FOR 150 years, from the Industrial Revolution onwards, Britons flocked to the towns and cities from the countryside. Now the BBC is spending pounds 3.5m on a drama series capturing the moment in the 1920s when the trend began to be reversed.

The Good Life this is not. Plotlands, to be shown in six hour-long episodes in the new year, is about a small number of urban misfits who left London in the years after the First World War to build their own communities, barely shacks at first, in the fields of the Home Counties.

The idea of turning a little-known piece of social history into television drama came from Jane Root, a director with independent production company Wall to Wall, whose grandparents told her of their own experiences on their tiny strip of land.

The writer, Jeremy Block, co-creator of the long-running hospital drama Casualty, was given the task of putting flesh on the bones of the script, while veteran producer Louis Marks, late of Middlemarch and the award- winning J M Barrie story The Lost Boys, was asked to mastermind the production.

It could be more than a six-part series: given reasonable ratings, Plotlands may prove to be the angst-filled soap that senior BBC executives under John Birt have been seeking throughout the Nineties.

After Eldorado burning itself out on the Costa del Sol amid a barrage of critical abuse, and the suburban Castles, billed as a sort of dramatic spin around the M25, dying almost unnoticed, Birt's programme-makers have cast their net back to the post-Great War period to picture the disillusioned Plotlanders struggling to survive in their Brave New World against the erratic British climate and manipulative, greedy traders. To use a blurbcoined by a mischievous member of the crew, but unlikely to be heard when the series is broadcast: "Their field of dreams is often turned into a tear- stained quagmire of heartache." But of such stuff are great soaps made.

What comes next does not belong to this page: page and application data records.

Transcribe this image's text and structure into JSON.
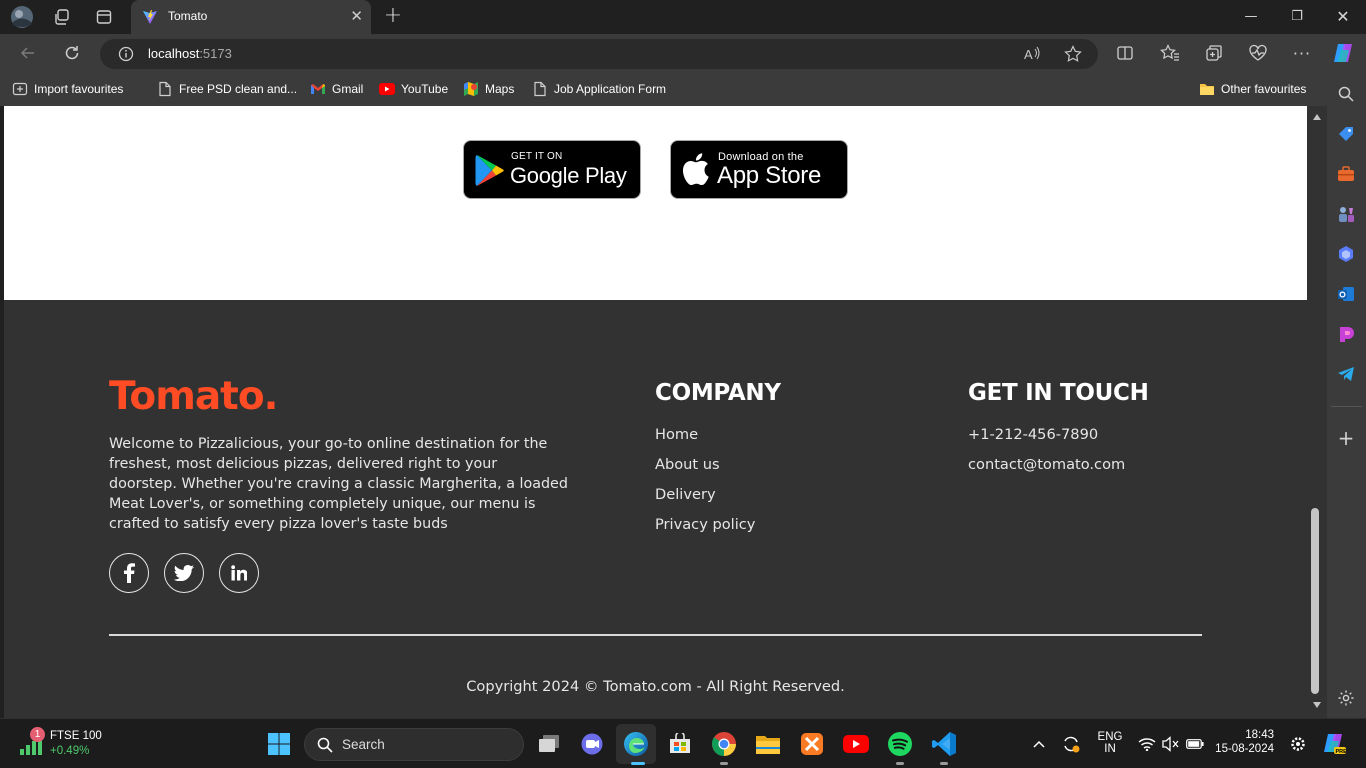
{
  "browser": {
    "tab_title": "Tomato",
    "url_host": "localhost",
    "url_port": ":5173",
    "bookmarks": [
      "Import favourites",
      "Free PSD clean and...",
      "Gmail",
      "YouTube",
      "Maps",
      "Job Application Form"
    ],
    "other_favourites": "Other favourites"
  },
  "page": {
    "app_download": {
      "google_play": {
        "small": "GET IT ON",
        "big": "Google Play"
      },
      "app_store": {
        "small": "Download on the",
        "big": "App Store"
      }
    },
    "footer": {
      "logo": "Tomato.",
      "description": "Welcome to Pizzalicious, your go-to online destination for the freshest, most delicious pizzas, delivered right to your doorstep. Whether you're craving a classic Margherita, a loaded Meat Lover's, or something completely unique, our menu is crafted to satisfy every pizza lover's taste buds",
      "social_icons": [
        "facebook-icon",
        "twitter-icon",
        "linkedin-icon"
      ],
      "company": {
        "heading": "COMPANY",
        "links": [
          "Home",
          "About us",
          "Delivery",
          "Privacy policy"
        ]
      },
      "contact": {
        "heading": "GET IN TOUCH",
        "phone": "+1-212-456-7890",
        "email": "contact@tomato.com"
      },
      "copyright": "Copyright 2024 © Tomato.com - All Right Reserved."
    }
  },
  "taskbar": {
    "widget": {
      "badge": "1",
      "name": "FTSE 100",
      "change": "+0.49%"
    },
    "search_label": "Search",
    "language": {
      "line1": "ENG",
      "line2": "IN"
    },
    "clock": {
      "time": "18:43",
      "date": "15-08-2024"
    }
  },
  "colors": {
    "brand": "#ff4c24",
    "footer_bg": "#323232",
    "ftse_change": "#4ec96c"
  }
}
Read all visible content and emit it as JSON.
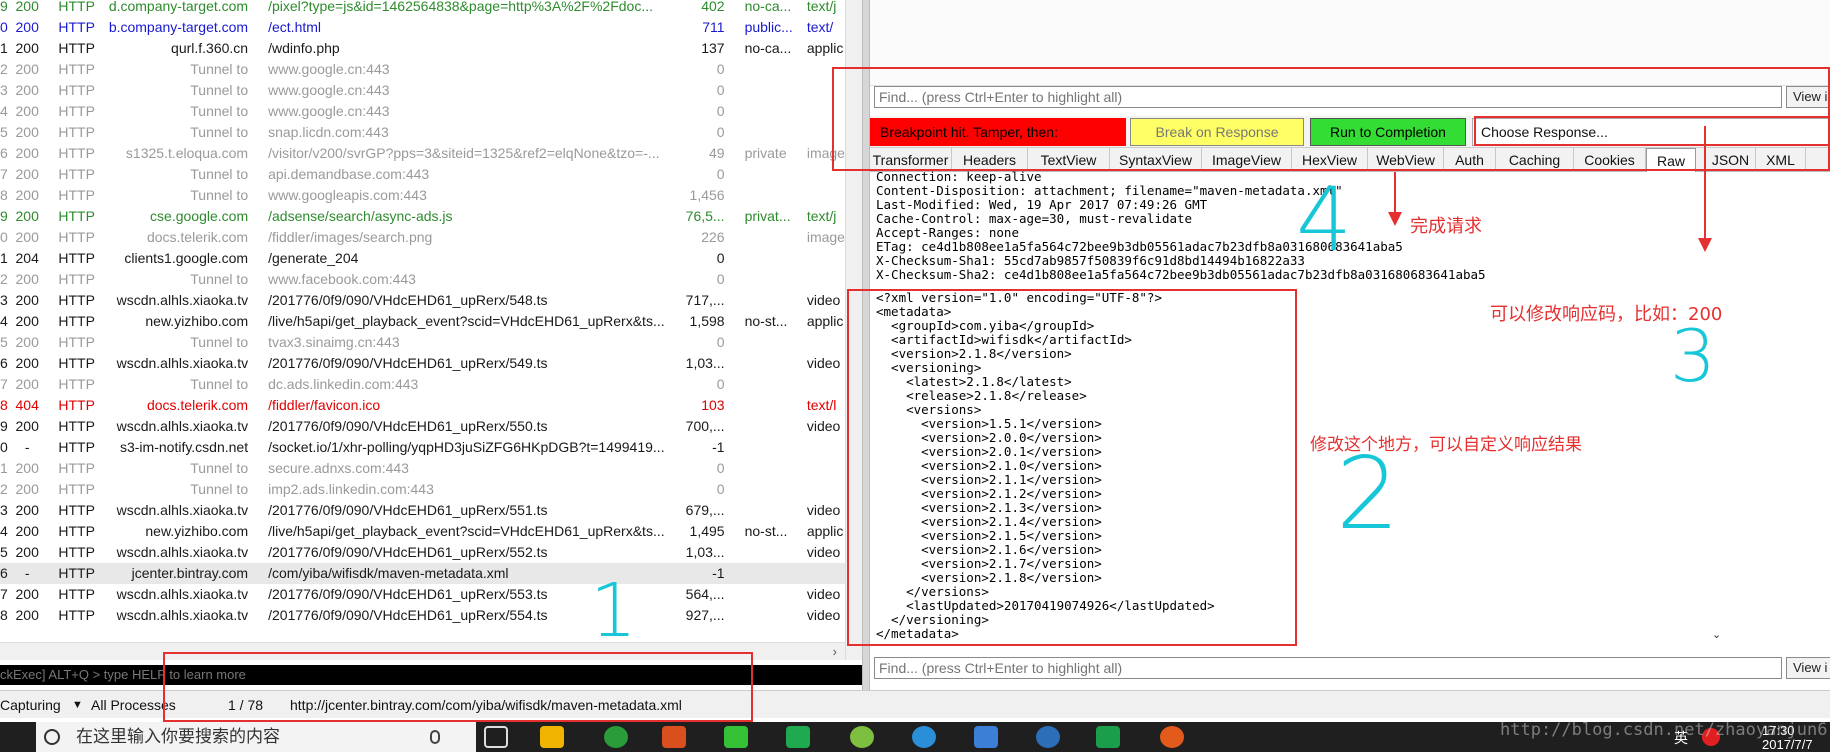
{
  "sessions": [
    {
      "id": "9",
      "result": "200",
      "protocol": "HTTP",
      "host": "d.company-target.com",
      "url": "/pixel?type=js&id=1462564838&page=http%3A%2F%2Fdoc...",
      "body": "402",
      "caching": "no-ca...",
      "ctype": "text/j",
      "style": "green"
    },
    {
      "id": "0",
      "result": "200",
      "protocol": "HTTP",
      "host": "b.company-target.com",
      "url": "/ect.html",
      "body": "711",
      "caching": "public...",
      "ctype": "text/",
      "style": "blue"
    },
    {
      "id": "1",
      "result": "200",
      "protocol": "HTTP",
      "host": "qurl.f.360.cn",
      "url": "/wdinfo.php",
      "body": "137",
      "caching": "no-ca...",
      "ctype": "applic",
      "style": "normal"
    },
    {
      "id": "2",
      "result": "200",
      "protocol": "HTTP",
      "host": "Tunnel to",
      "url": "www.google.cn:443",
      "body": "0",
      "caching": "",
      "ctype": "",
      "style": "tunnel"
    },
    {
      "id": "3",
      "result": "200",
      "protocol": "HTTP",
      "host": "Tunnel to",
      "url": "www.google.cn:443",
      "body": "0",
      "caching": "",
      "ctype": "",
      "style": "tunnel"
    },
    {
      "id": "4",
      "result": "200",
      "protocol": "HTTP",
      "host": "Tunnel to",
      "url": "www.google.cn:443",
      "body": "0",
      "caching": "",
      "ctype": "",
      "style": "tunnel"
    },
    {
      "id": "5",
      "result": "200",
      "protocol": "HTTP",
      "host": "Tunnel to",
      "url": "snap.licdn.com:443",
      "body": "0",
      "caching": "",
      "ctype": "",
      "style": "tunnel"
    },
    {
      "id": "6",
      "result": "200",
      "protocol": "HTTP",
      "host": "s1325.t.eloqua.com",
      "url": "/visitor/v200/svrGP?pps=3&siteid=1325&ref2=elqNone&tzo=-...",
      "body": "49",
      "caching": "private",
      "ctype": "image",
      "style": "tunnel"
    },
    {
      "id": "7",
      "result": "200",
      "protocol": "HTTP",
      "host": "Tunnel to",
      "url": "api.demandbase.com:443",
      "body": "0",
      "caching": "",
      "ctype": "",
      "style": "tunnel"
    },
    {
      "id": "8",
      "result": "200",
      "protocol": "HTTP",
      "host": "Tunnel to",
      "url": "www.googleapis.com:443",
      "body": "1,456",
      "caching": "",
      "ctype": "",
      "style": "tunnel"
    },
    {
      "id": "9",
      "result": "200",
      "protocol": "HTTP",
      "host": "cse.google.com",
      "url": "/adsense/search/async-ads.js",
      "body": "76,5...",
      "caching": "privat...",
      "ctype": "text/j",
      "style": "green"
    },
    {
      "id": "0",
      "result": "200",
      "protocol": "HTTP",
      "host": "docs.telerik.com",
      "url": "/fiddler/images/search.png",
      "body": "226",
      "caching": "",
      "ctype": "image",
      "style": "tunnel"
    },
    {
      "id": "1",
      "result": "204",
      "protocol": "HTTP",
      "host": "clients1.google.com",
      "url": "/generate_204",
      "body": "0",
      "caching": "",
      "ctype": "",
      "style": "normal"
    },
    {
      "id": "2",
      "result": "200",
      "protocol": "HTTP",
      "host": "Tunnel to",
      "url": "www.facebook.com:443",
      "body": "0",
      "caching": "",
      "ctype": "",
      "style": "tunnel"
    },
    {
      "id": "3",
      "result": "200",
      "protocol": "HTTP",
      "host": "wscdn.alhls.xiaoka.tv",
      "url": "/201776/0f9/090/VHdcEHD61_upRerx/548.ts",
      "body": "717,...",
      "caching": "",
      "ctype": "video",
      "style": "normal"
    },
    {
      "id": "4",
      "result": "200",
      "protocol": "HTTP",
      "host": "new.yizhibo.com",
      "url": "/live/h5api/get_playback_event?scid=VHdcEHD61_upRerx&ts...",
      "body": "1,598",
      "caching": "no-st...",
      "ctype": "applic",
      "style": "normal"
    },
    {
      "id": "5",
      "result": "200",
      "protocol": "HTTP",
      "host": "Tunnel to",
      "url": "tvax3.sinaimg.cn:443",
      "body": "0",
      "caching": "",
      "ctype": "",
      "style": "tunnel"
    },
    {
      "id": "6",
      "result": "200",
      "protocol": "HTTP",
      "host": "wscdn.alhls.xiaoka.tv",
      "url": "/201776/0f9/090/VHdcEHD61_upRerx/549.ts",
      "body": "1,03...",
      "caching": "",
      "ctype": "video",
      "style": "normal"
    },
    {
      "id": "7",
      "result": "200",
      "protocol": "HTTP",
      "host": "Tunnel to",
      "url": "dc.ads.linkedin.com:443",
      "body": "0",
      "caching": "",
      "ctype": "",
      "style": "tunnel"
    },
    {
      "id": "8",
      "result": "404",
      "protocol": "HTTP",
      "host": "docs.telerik.com",
      "url": "/fiddler/favicon.ico",
      "body": "103",
      "caching": "",
      "ctype": "text/l",
      "style": "red"
    },
    {
      "id": "9",
      "result": "200",
      "protocol": "HTTP",
      "host": "wscdn.alhls.xiaoka.tv",
      "url": "/201776/0f9/090/VHdcEHD61_upRerx/550.ts",
      "body": "700,...",
      "caching": "",
      "ctype": "video",
      "style": "normal"
    },
    {
      "id": "0",
      "result": "-",
      "protocol": "HTTP",
      "host": "s3-im-notify.csdn.net",
      "url": "/socket.io/1/xhr-polling/yqpHD3juSiZFG6HKpDGB?t=1499419...",
      "body": "-1",
      "caching": "",
      "ctype": "",
      "style": "normal"
    },
    {
      "id": "1",
      "result": "200",
      "protocol": "HTTP",
      "host": "Tunnel to",
      "url": "secure.adnxs.com:443",
      "body": "0",
      "caching": "",
      "ctype": "",
      "style": "tunnel"
    },
    {
      "id": "2",
      "result": "200",
      "protocol": "HTTP",
      "host": "Tunnel to",
      "url": "imp2.ads.linkedin.com:443",
      "body": "0",
      "caching": "",
      "ctype": "",
      "style": "tunnel"
    },
    {
      "id": "3",
      "result": "200",
      "protocol": "HTTP",
      "host": "wscdn.alhls.xiaoka.tv",
      "url": "/201776/0f9/090/VHdcEHD61_upRerx/551.ts",
      "body": "679,...",
      "caching": "",
      "ctype": "video",
      "style": "normal"
    },
    {
      "id": "4",
      "result": "200",
      "protocol": "HTTP",
      "host": "new.yizhibo.com",
      "url": "/live/h5api/get_playback_event?scid=VHdcEHD61_upRerx&ts...",
      "body": "1,495",
      "caching": "no-st...",
      "ctype": "applic",
      "style": "normal"
    },
    {
      "id": "5",
      "result": "200",
      "protocol": "HTTP",
      "host": "wscdn.alhls.xiaoka.tv",
      "url": "/201776/0f9/090/VHdcEHD61_upRerx/552.ts",
      "body": "1,03...",
      "caching": "",
      "ctype": "video",
      "style": "normal"
    },
    {
      "id": "6",
      "result": "-",
      "protocol": "HTTP",
      "host": "jcenter.bintray.com",
      "url": "/com/yiba/wifisdk/maven-metadata.xml",
      "body": "-1",
      "caching": "",
      "ctype": "",
      "style": "selected"
    },
    {
      "id": "7",
      "result": "200",
      "protocol": "HTTP",
      "host": "wscdn.alhls.xiaoka.tv",
      "url": "/201776/0f9/090/VHdcEHD61_upRerx/553.ts",
      "body": "564,...",
      "caching": "",
      "ctype": "video",
      "style": "normal"
    },
    {
      "id": "8",
      "result": "200",
      "protocol": "HTTP",
      "host": "wscdn.alhls.xiaoka.tv",
      "url": "/201776/0f9/090/VHdcEHD61_upRerx/554.ts",
      "body": "927,...",
      "caching": "",
      "ctype": "video",
      "style": "normal"
    }
  ],
  "quickexec_hint": "ckExec] ALT+Q > type HELP to learn more",
  "find_placeholder": "Find... (press Ctrl+Enter to highlight all)",
  "view_button": "View i",
  "breakpoint": {
    "label": "Breakpoint hit. Tamper, then:",
    "break_on_response": "Break on Response",
    "run_to_completion": "Run to Completion",
    "choose_response": "Choose Response..."
  },
  "tabs": [
    "Transformer",
    "Headers",
    "TextView",
    "SyntaxView",
    "ImageView",
    "HexView",
    "WebView",
    "Auth",
    "Caching",
    "Cookies",
    "Raw",
    "JSON",
    "XML"
  ],
  "active_tab": "Raw",
  "response_headers": "Connection: keep-alive\nContent-Disposition: attachment; filename=\"maven-metadata.xml\"\nLast-Modified: Wed, 19 Apr 2017 07:49:26 GMT\nCache-Control: max-age=30, must-revalidate\nAccept-Ranges: none\nETag: ce4d1b808ee1a5fa564c72bee9b3db05561adac7b23dfb8a031680683641aba5\nX-Checksum-Sha1: 55cd7ab9857f50839f6c91d8bd14494b16822a33\nX-Checksum-Sha2: ce4d1b808ee1a5fa564c72bee9b3db05561adac7b23dfb8a031680683641aba5",
  "response_body": "<?xml version=\"1.0\" encoding=\"UTF-8\"?>\n<metadata>\n  <groupId>com.yiba</groupId>\n  <artifactId>wifisdk</artifactId>\n  <version>2.1.8</version>\n  <versioning>\n    <latest>2.1.8</latest>\n    <release>2.1.8</release>\n    <versions>\n      <version>1.5.1</version>\n      <version>2.0.0</version>\n      <version>2.0.1</version>\n      <version>2.1.0</version>\n      <version>2.1.1</version>\n      <version>2.1.2</version>\n      <version>2.1.3</version>\n      <version>2.1.4</version>\n      <version>2.1.5</version>\n      <version>2.1.6</version>\n      <version>2.1.7</version>\n      <version>2.1.8</version>\n    </versions>\n    <lastUpdated>20170419074926</lastUpdated>\n  </versioning>\n</metadata>",
  "statusbar": {
    "capturing": "Capturing",
    "processes": "All Processes",
    "count": "1 / 78",
    "url": "http://jcenter.bintray.com/com/yiba/wifisdk/maven-metadata.xml"
  },
  "taskbar": {
    "search_placeholder": "在这里输入你要搜索的内容",
    "ime": "英",
    "time": "17:30",
    "date": "2017/7/7"
  },
  "annotations": {
    "num1": "1",
    "num2": "2",
    "num3": "3",
    "num4": "4",
    "note_complete": "完成请求",
    "note_modify_code": "可以修改响应码，比如：200",
    "note_modify_body": "修改这个地方，可以自定义响应结果"
  },
  "watermark": "http://blog.csdn.net/zhaoyanjun6",
  "colors": {
    "breakpoint_red": "#ff0000",
    "break_on_response_yellow": "#ffff66",
    "run_to_completion_green": "#33dd33",
    "annotation_red": "#e53030",
    "annotation_cyan": "#17c7d8"
  }
}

Certainly the BBC has gone to extraordinary lengths to get this show on the road in a couple of remote acres of land rented from the National Trust near the village of Ivinghoe in Hertfordshire. Carpenters, led by a design team who researched the period, raised the ramshackle "properties" in weeks before the cast arrived. The few passers-by blink with astonishment when they spot the sign at the end of the crumbling man-made track: "Langton Fields - 45 Plots at pounds 5.... The Cheapest Freehold Land Near London."

"I don't know whether non-contemporary soaps work but it is an interesting thought," says Louis Marks, sitting in the catering marquee on the set. "We have a colourful bunch of characters and there is the opportunity at a later stage to chop and change. We are dealing with a kind of itinerant population.

"Hopefully the young will associate with this through their grandparents and possibly their own thoughts on starting a new life, of having dreams and ideals, of being frustrated with their lot. It touched a chord with me. There was something very appealing about it."

Marks unquestionably has the right melodramatic ingredients of sex, violence and intrigue in an initial plot that combines a heroine who has fled from her brutal docker husband, a dashing heartthrob haunted by the day he slit a ruthless officer's throat in the trenches, a blind racketeer, henchman of the landowner, who lives with his good-time-girl "eyes", an Irish matriarch with her riotous brood from Dublin and a middle- class family fallen on hard times since their jewellery business went bankrupt.

In the crude hamlet of huts, tents, chalets and a segment of an abandoned railway carriage, the cast have been forced to live almost like hermits for the best part of five months to get the true "feel" of being a displaced and isolated urban army in the middle of the countryside.

Richard Lintern, who was last seen marrying Louise Lombard in the popular period series The House of Eliot, said it had helped them "find" their characters but added: "It is difficult to imagine what it must have been like for the real inhabitants back then. They were more like cavedwellers in terms of people who lived in the cities."